Keep a notebook and pen in the car, just in case your memory fails you. You might also utilize your phone’s note-taking and photography features. A disposable camera is a good alternative to a mobile phone for those who don’t carry one.
What follows is a detailed checklist of everything you should do in the event of an accident.
Familiarize yourself with the rules
If there has been damage to individuals or property, you are required by law to stop. Find a safe spot to pull over where you won’t impede traffic. The next step is to see if anyone requires the assistance of the emergency services. Any time a dog, horse, sheep, cow, pig, goat, or donkey (not the driver’s) is injured or killed, the driver must pull over.
There are two types of people present at the scene: those directly involved and those there to serve as witnesses. Get everyone’s details (name, where they live, and contact number). Put them in two columns so you don’t mix them up: Jot down the vehicle they were riding in and collect the driver and insurance information. You can also sell your old car to car wreckers Bardia.
Get the contact information for their employer as well if any of the cars are being used for work (like a delivery truck). Take down the names, ranks, and badge numbers of any law enforcement officers in the area. You should contact the authorities if the suspect flees the scene without providing identification.
Gather all the proof you can.
Take careful notes on the vehicle colors, models, registration numbers, and more.
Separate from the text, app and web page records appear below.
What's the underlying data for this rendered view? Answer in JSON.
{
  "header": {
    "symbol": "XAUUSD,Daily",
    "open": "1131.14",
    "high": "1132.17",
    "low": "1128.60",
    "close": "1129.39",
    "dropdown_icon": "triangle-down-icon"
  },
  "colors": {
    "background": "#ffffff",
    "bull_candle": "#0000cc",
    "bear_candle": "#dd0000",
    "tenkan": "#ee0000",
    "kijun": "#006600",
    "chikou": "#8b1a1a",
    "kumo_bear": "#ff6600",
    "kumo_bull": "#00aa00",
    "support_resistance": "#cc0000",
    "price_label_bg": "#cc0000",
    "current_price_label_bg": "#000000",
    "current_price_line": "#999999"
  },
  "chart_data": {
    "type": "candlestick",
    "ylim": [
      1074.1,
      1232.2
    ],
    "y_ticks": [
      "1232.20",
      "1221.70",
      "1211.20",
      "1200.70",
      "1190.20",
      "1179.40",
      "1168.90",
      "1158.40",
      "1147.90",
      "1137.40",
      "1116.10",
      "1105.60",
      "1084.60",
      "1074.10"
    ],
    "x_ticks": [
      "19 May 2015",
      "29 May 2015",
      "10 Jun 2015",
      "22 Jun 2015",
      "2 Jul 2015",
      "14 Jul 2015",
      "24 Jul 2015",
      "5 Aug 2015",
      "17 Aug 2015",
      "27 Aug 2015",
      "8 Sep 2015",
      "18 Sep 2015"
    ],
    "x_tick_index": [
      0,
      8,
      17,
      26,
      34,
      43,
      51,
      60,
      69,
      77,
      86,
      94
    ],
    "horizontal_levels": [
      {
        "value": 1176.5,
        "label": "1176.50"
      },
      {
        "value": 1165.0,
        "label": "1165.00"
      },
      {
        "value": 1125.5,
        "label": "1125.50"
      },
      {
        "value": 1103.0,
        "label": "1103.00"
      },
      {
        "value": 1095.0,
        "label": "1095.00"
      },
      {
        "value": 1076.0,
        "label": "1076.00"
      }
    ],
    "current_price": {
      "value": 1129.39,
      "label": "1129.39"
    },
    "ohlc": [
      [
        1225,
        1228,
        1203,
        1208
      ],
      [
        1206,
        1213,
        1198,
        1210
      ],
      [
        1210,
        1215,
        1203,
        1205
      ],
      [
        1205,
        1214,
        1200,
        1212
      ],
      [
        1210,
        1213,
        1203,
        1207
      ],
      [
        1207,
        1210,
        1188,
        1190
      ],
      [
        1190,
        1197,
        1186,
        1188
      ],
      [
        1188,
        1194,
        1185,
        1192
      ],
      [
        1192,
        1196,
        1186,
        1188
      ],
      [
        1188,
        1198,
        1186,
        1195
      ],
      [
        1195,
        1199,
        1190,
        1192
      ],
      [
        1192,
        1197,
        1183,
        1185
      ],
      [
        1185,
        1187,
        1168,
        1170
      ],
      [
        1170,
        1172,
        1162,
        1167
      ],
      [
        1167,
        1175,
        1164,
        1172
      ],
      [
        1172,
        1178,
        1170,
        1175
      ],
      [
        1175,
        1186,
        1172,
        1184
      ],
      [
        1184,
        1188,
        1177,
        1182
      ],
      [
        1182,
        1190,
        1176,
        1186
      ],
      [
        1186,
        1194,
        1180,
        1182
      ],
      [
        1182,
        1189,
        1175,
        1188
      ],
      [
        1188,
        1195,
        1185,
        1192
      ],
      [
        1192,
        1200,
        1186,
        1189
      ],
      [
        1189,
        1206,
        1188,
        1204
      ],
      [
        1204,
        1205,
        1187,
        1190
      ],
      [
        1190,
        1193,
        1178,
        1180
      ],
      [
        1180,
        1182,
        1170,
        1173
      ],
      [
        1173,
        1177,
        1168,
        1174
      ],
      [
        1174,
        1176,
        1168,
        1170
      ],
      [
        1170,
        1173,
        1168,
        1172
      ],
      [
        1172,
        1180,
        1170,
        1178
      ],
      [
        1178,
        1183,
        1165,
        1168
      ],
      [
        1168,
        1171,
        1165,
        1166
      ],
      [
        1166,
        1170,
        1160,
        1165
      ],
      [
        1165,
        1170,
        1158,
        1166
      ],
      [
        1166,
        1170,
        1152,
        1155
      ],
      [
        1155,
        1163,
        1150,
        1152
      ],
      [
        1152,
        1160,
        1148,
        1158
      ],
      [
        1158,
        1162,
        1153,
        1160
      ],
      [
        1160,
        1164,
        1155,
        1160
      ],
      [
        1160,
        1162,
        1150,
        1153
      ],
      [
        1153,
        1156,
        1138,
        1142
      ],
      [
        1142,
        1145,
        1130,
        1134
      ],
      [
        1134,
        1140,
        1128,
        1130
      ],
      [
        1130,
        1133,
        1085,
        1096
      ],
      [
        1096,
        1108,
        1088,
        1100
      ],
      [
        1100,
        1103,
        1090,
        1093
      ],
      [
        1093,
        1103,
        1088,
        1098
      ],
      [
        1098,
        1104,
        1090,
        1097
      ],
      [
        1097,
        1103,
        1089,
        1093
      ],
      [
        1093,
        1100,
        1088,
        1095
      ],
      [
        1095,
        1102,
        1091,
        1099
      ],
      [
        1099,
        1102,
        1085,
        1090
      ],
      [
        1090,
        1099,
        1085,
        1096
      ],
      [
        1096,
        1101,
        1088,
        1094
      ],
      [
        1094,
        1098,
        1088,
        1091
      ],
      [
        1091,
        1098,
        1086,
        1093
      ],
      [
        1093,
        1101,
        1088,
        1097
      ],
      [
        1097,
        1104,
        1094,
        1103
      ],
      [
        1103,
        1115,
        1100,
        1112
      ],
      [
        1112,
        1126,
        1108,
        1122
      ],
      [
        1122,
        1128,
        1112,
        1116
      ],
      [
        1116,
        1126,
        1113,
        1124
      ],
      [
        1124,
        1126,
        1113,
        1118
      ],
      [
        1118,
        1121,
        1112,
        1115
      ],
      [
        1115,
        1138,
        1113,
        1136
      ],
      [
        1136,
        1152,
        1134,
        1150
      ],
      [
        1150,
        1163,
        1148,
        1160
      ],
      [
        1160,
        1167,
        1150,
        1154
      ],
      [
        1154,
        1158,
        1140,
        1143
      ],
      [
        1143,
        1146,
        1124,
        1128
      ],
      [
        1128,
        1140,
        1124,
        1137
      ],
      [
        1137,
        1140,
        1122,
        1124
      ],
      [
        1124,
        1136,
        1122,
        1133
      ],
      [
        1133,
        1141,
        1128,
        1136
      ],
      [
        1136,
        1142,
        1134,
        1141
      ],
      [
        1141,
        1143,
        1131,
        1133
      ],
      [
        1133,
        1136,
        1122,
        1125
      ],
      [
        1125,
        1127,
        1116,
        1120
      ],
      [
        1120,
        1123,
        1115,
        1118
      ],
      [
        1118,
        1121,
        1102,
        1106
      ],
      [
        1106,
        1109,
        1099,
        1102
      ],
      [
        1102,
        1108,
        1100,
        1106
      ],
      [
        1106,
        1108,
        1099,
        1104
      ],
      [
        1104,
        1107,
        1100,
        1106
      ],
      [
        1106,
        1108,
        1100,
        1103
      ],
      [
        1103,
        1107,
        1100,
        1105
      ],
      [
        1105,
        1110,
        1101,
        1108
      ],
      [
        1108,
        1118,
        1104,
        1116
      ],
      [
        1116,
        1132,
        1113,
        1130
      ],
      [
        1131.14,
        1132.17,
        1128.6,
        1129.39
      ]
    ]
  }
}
The route it took, the car’s current state, and the number of people in it should also be noted. Write down if it was indicating or braking and how that may have contributed to the crash. Put down on paper the timeline of events as you remember them while they are still fresh in your mind.
If it helps, try drawing out what occurred. Also, don’t leave out any details that could be important, such the fact that parked cars are blocking your view. You should do this as soon as possible, because your perspective on what happened may change when you share your story with others.
All property and vehicle damage noted must be directly attributable to the accident. It’s not unusual for people to file claims related to accidents that happened in the past. It’s a good idea to have a camera ready and document the scene, vehicles, damage, and individuals as they arrive and leave.
Contact your insurance company first.
Never agree to pay for any damages or admit fault for the accident. Please let us know if any other party accepts responsibility. Get in touch with us immediately even if you don’t intend to file a claim.
If you give yourself some time to reflect on what happened, you can come up with new information that ends up being crucial. The next step is for you to get in touch with your insurance company as soon as is practical.
Suppose it’s your fault.
We’ll pay for anyone else’s medical bills and repair bills if they sustain injuries in an accident you caused.